Akiko Tsuchiya, Washington University in St. Louis, USA.
"This extremely rich volume edited by Lou Charnon-Deutsch and Ana Simón-Alegre explores through numerous literary and social scenarios what it meant to be a 'chica rara' or 'woman' in nineteenth- and twentieth-century Spain. From cross-dressing to feminism and from women’s involvement in spiritism to queer narratives under Francoism, this volume provides an incisive engagement with the history of gendered relations and sexuality and the pressing relevance of yesterday’s debates to today’s struggles. The accounts of women’s friendship, agency, and contestation against gender and sexual norms in the Spanish present and past make for essential reading for scholars in the fields of Gender Studies and Cultural History."
Richard Cleminson, Professor of Hispanic Studies, University of Leeds, UK.
"Queer Women in Modern Spanish Literature is an original collection of essays that explores the expression of gender dissidence from a variety of angles. The authors examine the chicas raras’ provocative means of vindicating female production of knowledge, interrogating subjectivities and claiming traditional male spaces. The essays take us from cross-dressing and dandyism to the assertion of non-binary identities; from spiritism to queer tertulias; from reform pedagogy to sisterhoods and female associationism … These are but some of the compelling subjects readers will encounter.

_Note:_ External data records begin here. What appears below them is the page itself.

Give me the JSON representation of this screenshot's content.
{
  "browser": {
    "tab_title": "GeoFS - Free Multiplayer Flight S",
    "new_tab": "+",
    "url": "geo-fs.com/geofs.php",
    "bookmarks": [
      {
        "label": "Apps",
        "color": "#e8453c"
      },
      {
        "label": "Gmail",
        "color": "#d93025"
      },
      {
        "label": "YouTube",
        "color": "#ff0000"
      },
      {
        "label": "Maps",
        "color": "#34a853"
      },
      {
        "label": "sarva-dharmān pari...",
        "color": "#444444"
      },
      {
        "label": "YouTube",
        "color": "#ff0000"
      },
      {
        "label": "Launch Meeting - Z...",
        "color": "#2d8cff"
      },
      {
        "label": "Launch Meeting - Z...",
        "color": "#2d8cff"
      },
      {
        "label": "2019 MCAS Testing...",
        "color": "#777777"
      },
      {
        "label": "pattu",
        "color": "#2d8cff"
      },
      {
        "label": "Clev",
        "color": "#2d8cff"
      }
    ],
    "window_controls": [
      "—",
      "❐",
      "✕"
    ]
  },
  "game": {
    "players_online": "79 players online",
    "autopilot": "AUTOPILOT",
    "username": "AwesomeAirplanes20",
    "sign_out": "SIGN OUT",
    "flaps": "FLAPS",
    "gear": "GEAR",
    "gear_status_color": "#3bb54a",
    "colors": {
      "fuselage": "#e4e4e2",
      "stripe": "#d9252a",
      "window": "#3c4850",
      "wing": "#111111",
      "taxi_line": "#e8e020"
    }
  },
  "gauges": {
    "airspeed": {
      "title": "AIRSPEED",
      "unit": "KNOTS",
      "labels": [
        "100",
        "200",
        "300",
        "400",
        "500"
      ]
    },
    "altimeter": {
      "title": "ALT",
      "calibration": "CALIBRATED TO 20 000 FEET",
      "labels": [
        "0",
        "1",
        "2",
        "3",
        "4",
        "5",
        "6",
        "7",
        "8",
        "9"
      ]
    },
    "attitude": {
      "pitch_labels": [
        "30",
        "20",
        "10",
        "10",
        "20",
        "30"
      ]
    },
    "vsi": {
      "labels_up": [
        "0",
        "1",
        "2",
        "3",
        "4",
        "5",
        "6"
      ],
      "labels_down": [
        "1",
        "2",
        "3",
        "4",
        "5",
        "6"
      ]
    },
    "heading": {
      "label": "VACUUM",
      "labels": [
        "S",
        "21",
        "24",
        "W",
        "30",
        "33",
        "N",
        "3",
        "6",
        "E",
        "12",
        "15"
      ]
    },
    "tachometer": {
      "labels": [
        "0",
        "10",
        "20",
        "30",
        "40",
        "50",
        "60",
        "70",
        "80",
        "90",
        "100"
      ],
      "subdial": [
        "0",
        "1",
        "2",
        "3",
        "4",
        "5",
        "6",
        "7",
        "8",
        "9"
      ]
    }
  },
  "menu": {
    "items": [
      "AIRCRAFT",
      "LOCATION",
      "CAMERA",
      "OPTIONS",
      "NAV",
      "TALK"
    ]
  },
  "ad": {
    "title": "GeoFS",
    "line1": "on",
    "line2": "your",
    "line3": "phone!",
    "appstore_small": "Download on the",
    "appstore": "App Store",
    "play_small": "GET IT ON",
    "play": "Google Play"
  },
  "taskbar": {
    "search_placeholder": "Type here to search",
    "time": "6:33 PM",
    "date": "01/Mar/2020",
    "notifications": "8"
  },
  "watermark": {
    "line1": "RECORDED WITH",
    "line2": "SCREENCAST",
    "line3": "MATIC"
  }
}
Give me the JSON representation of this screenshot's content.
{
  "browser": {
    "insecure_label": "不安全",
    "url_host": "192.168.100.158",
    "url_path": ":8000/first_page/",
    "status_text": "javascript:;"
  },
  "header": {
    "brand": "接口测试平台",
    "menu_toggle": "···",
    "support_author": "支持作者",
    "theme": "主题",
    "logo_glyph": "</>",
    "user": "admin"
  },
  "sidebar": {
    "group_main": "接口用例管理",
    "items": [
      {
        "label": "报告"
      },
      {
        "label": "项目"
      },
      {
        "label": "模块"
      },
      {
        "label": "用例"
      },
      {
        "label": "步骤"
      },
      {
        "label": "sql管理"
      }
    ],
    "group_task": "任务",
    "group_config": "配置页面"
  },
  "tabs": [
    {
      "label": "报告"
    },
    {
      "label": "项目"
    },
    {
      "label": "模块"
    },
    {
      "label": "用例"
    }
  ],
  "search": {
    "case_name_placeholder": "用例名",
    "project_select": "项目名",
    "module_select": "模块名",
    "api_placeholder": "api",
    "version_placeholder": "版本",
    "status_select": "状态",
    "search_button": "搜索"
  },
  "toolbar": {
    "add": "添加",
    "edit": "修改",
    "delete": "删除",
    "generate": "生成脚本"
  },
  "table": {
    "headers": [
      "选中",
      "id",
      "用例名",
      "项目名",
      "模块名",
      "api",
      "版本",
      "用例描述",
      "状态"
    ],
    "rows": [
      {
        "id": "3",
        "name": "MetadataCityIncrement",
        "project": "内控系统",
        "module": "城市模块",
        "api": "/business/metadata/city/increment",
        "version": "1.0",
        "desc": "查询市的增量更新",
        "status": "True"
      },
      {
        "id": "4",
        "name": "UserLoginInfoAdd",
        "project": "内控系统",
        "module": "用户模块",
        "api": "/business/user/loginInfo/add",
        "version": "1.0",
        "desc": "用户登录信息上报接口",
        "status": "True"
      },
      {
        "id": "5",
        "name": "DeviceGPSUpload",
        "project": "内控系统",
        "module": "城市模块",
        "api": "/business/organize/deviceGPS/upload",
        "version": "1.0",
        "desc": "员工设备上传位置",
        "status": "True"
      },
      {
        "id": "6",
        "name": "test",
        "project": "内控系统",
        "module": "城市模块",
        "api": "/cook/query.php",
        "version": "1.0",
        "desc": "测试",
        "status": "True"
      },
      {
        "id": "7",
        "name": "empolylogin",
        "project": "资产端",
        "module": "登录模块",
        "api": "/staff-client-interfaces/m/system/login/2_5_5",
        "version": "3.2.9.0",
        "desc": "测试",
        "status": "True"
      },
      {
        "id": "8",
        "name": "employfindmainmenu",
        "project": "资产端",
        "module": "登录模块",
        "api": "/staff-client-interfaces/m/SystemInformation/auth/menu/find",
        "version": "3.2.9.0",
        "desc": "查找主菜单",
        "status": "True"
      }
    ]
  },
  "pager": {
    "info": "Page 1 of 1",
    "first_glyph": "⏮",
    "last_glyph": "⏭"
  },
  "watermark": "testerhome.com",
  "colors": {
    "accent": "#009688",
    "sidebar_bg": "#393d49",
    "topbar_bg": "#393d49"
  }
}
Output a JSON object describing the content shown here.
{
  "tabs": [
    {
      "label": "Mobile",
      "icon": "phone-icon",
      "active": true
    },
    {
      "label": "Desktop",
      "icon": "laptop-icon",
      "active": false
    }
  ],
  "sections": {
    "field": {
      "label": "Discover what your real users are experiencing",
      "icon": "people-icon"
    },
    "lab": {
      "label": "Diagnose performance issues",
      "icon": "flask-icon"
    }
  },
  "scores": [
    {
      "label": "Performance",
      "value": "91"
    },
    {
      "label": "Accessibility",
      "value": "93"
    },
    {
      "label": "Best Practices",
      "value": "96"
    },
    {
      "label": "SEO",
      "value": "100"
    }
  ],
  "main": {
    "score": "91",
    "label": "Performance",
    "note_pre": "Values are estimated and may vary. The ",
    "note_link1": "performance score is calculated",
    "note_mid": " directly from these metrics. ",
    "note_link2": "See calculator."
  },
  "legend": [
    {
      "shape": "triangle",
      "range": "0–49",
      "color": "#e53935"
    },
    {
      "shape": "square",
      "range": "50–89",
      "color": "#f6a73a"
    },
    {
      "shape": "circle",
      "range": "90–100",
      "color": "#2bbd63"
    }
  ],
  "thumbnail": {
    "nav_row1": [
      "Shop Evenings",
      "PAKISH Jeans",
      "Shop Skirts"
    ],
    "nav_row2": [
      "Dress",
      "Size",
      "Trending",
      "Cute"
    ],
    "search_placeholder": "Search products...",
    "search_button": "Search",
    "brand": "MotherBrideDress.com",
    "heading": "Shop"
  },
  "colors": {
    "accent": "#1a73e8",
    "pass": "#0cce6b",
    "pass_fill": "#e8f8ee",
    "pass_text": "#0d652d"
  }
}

The study of this group of unconventional women and their unconventional tools is an essential contribution as we continue building the archive of Spanish women’s writings and activism."
Rosalía Cornejo-Parriego, University of Ottawa, Canada